Wrong way to go. "Congress shall make no law respecting an establishment of religion, or prohibiting the free exercise thereof; or abridging the freedom of speech, or of the press ..." But subjects of the Crown still don't enjoy the protection of those words, as we see in this article from the Advocate:
A British politician has been found guilty of a public-order offense over a quip that likened gay people to pedophiles.
Peter Willows has served on the city council of Brighton and Hove, a district of East Sussex in the south of England, for 12 years. The area is city renowned for its large and vocal gay community. He made the comment at a mayoral inauguration reception in May.
The 75-year-old was asked by the editor of the gay magazine Gscene whether he thought fellow council member Paul Elgood, who is gay, was a pedophile, Brighton Magistrates' Court was told.
"Willows replied to that with, 'I know you are not, Paul -- it's the other gays'."
The lawyer for the prosecution argued that Willows' words "equated gay people with pedophiles."
Willows, a war veteran, former welder and member of the Conservative party, was ordered to pay 250 pounds and received a conditional discharge.
Willows' excuse is as pathetic as his comments were disgusting. He should pay for them politically. But criminalizing speech simply because it is "offensive" threatens the very foundation of a free society.
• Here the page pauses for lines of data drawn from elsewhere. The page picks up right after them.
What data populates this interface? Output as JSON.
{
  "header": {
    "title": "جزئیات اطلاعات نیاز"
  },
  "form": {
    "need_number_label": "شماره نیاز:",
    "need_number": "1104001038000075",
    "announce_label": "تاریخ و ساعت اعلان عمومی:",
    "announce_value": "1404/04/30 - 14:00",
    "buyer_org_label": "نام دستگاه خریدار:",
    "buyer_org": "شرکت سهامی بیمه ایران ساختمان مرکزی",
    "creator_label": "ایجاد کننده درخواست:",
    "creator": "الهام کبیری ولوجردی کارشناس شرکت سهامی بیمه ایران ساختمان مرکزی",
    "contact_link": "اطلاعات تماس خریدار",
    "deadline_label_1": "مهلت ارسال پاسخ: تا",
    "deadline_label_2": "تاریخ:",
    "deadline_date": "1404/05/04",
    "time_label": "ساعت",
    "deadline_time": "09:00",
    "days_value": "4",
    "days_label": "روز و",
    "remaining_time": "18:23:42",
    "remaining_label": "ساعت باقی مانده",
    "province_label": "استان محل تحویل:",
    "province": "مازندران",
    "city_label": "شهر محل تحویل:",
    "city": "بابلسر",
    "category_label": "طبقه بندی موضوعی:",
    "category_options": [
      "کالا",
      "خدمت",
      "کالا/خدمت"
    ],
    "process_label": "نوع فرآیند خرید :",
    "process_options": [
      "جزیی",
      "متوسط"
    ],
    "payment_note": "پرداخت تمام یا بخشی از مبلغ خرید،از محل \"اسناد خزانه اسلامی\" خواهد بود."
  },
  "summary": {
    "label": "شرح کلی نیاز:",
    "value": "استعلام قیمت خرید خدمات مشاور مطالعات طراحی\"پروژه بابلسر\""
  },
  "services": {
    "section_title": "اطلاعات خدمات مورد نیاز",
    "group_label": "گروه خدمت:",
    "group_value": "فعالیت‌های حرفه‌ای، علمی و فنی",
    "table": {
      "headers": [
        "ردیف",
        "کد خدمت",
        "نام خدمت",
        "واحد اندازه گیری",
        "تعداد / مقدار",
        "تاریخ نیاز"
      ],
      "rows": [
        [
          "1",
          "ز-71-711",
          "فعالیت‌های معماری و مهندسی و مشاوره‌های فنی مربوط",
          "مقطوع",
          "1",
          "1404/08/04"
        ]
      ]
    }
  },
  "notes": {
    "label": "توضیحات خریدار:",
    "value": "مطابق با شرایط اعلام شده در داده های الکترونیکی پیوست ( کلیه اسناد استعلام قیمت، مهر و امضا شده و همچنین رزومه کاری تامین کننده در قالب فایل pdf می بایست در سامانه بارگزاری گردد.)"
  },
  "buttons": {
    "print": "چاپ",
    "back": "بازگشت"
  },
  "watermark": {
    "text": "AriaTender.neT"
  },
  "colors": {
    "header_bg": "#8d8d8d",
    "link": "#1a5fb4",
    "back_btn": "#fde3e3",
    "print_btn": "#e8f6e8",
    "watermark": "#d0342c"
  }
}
Remarks. Richard at Hyscience asks "What in the hell is going on with the New Jersey courts and Legislature, and what's in the water that causes them to lose all reason, moral values, and common sense?" - and then anxiously awaits debate from "folks of a different persuasion and view".
Errrrm, no. If your basic premise is that the New Jersey courts and legislature - and presumably anyone who agrees with them - have lost "all reason, moral values, and common sense", then why on Earth should I waste my time talking to you?
Moving on to more important matters. I want to talk about the "hate speech" thing. The Peter Willows case is much like the case of Holocaust denial in France - as the Freeper put it succinctly, "As nutty as it is to deny it, this shouldn't be a crime." I've made this point before in the case of the high school students in South Windsor, Connecticut, who wore T-shirts to protest Connecticut's civil unions legislation. (I hasten to clarify that the Connecticut students were not the subject of criminal prosecution; so it was a matter of "free speech" in principle but not, strictly speaking, a First Amendment violation.)
My basic point is that (1) criminalizing any speech simply on the basis of its "offensiveness" is wrong; (2) these laws are the first step down a "slippery slope" that could place ever-broader restrictions on free speech and debate; (3) by fostering the perception that certain minorities enjoy a "protected" or "privileged" status, the laws end up hurting the very people they're supposed to help. The best remedy for free speech is more free speech.
Vice President Dick Cheney's pregnant lesbian daughter Mary will make a "fine mom," President George W. Bush said, sidestepping his past comment that a child ideally would be raised by a mother and father.
Mary Cheney, 37, and her longtime partner, Heather Poe, are expecting their first child, which would be the sixth grandchild for the vice president. Cheney was hired last year as an executive for America Online.
"I think Mary is going to be a loving soul to her child. And I'm happy for her," Bush said in an interview with People magazine.
The Washington Post reported that the baby was due in late spring.
Congratulations to Mary Cheney and Heather Poe.